## The problem
Lines where the string "Ekle" appears are to be copied from the entries below.

## Task inputs
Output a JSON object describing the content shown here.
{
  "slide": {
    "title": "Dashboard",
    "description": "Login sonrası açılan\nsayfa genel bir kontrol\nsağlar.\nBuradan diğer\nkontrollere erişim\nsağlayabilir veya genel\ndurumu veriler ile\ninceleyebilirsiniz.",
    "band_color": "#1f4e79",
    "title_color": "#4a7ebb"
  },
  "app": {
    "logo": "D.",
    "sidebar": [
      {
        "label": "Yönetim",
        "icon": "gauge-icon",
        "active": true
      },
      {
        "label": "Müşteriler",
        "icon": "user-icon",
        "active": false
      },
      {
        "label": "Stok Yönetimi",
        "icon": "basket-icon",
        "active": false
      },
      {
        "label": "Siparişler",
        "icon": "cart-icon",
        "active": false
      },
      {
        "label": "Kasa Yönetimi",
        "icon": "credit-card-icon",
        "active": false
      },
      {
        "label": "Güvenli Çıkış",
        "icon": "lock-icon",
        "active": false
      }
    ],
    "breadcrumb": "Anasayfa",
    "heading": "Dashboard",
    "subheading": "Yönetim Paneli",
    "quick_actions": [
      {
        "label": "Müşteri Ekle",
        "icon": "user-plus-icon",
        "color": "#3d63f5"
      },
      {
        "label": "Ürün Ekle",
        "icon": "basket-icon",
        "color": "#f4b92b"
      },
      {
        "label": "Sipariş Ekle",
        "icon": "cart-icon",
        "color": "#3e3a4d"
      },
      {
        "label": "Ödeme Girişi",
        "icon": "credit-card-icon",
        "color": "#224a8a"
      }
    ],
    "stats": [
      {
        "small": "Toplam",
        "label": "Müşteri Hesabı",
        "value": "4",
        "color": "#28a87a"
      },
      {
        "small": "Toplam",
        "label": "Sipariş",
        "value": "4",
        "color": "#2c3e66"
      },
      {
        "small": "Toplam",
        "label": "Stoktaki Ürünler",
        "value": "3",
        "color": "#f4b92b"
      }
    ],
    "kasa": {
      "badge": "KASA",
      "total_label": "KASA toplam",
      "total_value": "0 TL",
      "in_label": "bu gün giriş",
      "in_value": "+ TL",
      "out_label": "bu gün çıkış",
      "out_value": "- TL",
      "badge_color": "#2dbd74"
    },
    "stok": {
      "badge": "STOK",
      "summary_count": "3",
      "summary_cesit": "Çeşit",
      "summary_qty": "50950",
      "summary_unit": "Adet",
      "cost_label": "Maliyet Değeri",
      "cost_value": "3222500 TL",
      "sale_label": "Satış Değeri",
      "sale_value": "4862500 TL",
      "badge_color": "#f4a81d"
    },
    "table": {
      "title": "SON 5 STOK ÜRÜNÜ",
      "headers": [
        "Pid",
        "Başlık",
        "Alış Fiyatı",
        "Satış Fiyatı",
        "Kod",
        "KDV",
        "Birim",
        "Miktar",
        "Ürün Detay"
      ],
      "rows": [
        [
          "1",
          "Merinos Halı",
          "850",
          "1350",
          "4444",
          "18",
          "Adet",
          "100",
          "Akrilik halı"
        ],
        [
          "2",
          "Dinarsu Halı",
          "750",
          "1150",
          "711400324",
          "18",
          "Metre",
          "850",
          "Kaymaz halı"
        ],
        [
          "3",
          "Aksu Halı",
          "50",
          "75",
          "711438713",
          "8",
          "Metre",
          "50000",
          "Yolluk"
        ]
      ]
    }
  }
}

## Solved exercise
        "label": "Müşteri Ekle",
        "label": "Ürün Ekle",
        "label": "Sipariş Ekle",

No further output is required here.